This book has the best hook I've ever read.
It's about an old dog - and if you have a dog, you're probably going to experience the same. Within the first eight pages, I had tears in my eyes. Matt looked at me, looked at the book, and then shook his head. I actually had to put the book aside, take a few breaths, and calm down.
The next chapter was better. And because of that intense emotional connection, I was sunk. I had to know what was going to happen. I cared about the characters and I hated those that wronged them with palpable fury. It didn't hurt that the narrator (Enzo the dog) peppered the narrative with soul-piercing tru-isms that ring especially true with my experience from the last few years.
Here are a few that made me stop and mark the corner (because I do that. Only in books I own, I promise.)
"Such a simple concept, yet so true: that which we manifest is before us; we are the creators of our own destiny. Be it through intention or ignorance, our successes and our failures have been brought on by none other than ourselves."
"These are the things that only dogs and women understand because we tap into pain directly, we connect to pain directly from its source, and so it is at once brilliant and brutal and clear, like white-hot metal spraying out of a fire hose, we can appreciate the aesthetic while taking the worst of it straight in the face. Men, on the other hand, are all filters and deflectors and time release. For men, it's like athlete's foot: spray a special spray on it, they say, and it goes away. They have no idea that the manifestation of their affliction - the fungus between their hairy toes - is merely a symptom, an indication of a systemic problem."

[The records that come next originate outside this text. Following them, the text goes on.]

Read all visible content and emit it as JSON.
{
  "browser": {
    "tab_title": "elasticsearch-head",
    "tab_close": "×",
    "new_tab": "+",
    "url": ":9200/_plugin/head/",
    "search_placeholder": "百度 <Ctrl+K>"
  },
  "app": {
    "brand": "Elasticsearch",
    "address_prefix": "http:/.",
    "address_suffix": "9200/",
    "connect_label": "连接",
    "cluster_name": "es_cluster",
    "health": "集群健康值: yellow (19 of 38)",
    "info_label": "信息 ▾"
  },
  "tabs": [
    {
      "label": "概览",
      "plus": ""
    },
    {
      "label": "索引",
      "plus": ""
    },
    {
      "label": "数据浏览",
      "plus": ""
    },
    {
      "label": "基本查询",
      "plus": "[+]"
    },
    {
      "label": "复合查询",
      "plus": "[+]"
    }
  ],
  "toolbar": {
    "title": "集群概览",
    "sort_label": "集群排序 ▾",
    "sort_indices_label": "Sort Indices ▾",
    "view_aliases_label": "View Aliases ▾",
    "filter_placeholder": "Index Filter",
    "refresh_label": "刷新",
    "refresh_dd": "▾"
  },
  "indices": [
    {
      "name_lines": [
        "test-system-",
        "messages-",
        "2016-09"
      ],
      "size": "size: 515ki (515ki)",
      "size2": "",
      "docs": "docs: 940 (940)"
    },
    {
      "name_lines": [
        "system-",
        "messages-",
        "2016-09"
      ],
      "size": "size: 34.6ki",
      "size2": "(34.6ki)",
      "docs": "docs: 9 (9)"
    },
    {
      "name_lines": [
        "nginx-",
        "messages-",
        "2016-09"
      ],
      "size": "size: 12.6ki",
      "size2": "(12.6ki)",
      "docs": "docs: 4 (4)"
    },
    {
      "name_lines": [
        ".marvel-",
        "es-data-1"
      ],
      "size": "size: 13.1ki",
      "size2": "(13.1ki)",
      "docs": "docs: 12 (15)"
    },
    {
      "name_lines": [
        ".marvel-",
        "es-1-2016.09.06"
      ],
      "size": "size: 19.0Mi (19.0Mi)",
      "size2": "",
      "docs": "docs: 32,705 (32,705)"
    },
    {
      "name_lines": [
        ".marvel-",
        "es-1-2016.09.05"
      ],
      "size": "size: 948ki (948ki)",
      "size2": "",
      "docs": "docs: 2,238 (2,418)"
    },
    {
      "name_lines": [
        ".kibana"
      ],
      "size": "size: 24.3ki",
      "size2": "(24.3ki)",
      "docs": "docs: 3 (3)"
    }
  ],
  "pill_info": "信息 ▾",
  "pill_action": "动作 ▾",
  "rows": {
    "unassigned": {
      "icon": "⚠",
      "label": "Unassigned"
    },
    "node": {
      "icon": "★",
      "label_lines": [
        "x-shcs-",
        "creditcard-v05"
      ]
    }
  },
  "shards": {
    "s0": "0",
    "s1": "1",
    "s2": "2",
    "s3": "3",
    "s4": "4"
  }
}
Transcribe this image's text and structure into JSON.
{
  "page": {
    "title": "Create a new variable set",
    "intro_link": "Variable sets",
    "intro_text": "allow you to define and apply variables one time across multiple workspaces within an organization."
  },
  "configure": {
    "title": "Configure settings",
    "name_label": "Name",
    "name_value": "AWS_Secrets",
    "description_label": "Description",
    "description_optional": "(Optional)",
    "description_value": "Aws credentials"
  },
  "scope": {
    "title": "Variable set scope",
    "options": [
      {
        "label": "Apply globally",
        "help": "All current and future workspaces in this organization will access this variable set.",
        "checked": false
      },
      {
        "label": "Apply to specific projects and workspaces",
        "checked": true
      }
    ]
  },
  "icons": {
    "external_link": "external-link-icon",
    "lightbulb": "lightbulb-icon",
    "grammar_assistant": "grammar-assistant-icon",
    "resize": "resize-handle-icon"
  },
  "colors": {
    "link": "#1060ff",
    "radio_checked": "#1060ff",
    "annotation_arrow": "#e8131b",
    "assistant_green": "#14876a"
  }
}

""Inside each of us resides the truth," I began, "the absolute truth. But sometimes the truth is hidden in a hall of mirrors. Sometimes we are viewing a facsimile, a distortion. I am reminded of the climactic scene of a James Bond film, The Man with the Golden Gun. James bond escaped his hall of mirrors by breaking the glass, shattering the illusions, until only the true villain stood before him. We, too, must shatter the mirrors. We must look into ourselves and root out the distortions until that thing which we know in our hearts is perfect and true, stands before us. Only then will justice be served.""
"I know this much about racing in the rain. I know it is about balance. It is about anticipation and patience. I know all of the driving skills that are necessary for one to be successful in the rain. But racing in the rain is also about the mind! It is about owning one's own body. About believing that one's car is merely an extension of one's body. About believing the track is an extension of the car, and the rain is an extension of the track, and the sky is an extension of the rain. It is about believing that you are not you; you are everything. And everything is you."
The Art of Racing In The Rain follows the drama of a family following loss as seen through the eyes of the family dog. I'm not sure if it was the narrator, the fact that I was immediately invested, emotionally, in the story, or just that it was a compelling tale. What I enjoyed most about this book is how Stein made me intensely love the characters I was supposed to love, and how I hated the villains. I was enthralled.
Also, it was fun to see a non-conventional narrator at work. Stein addresses this. Enzo (the dog) is upfront about his humanness - it's central to the book, and brought up in the first few pages. But at the same time, he manages to color Enzo's narrative - the details noticed, the perceptions, etc - with an interesting perspective that was very believable, in our dogs at least.
I highly, highly recommend this book.
What are you reading this week? Have you read The Art of Racing In The Rain? Tell me in the comments below!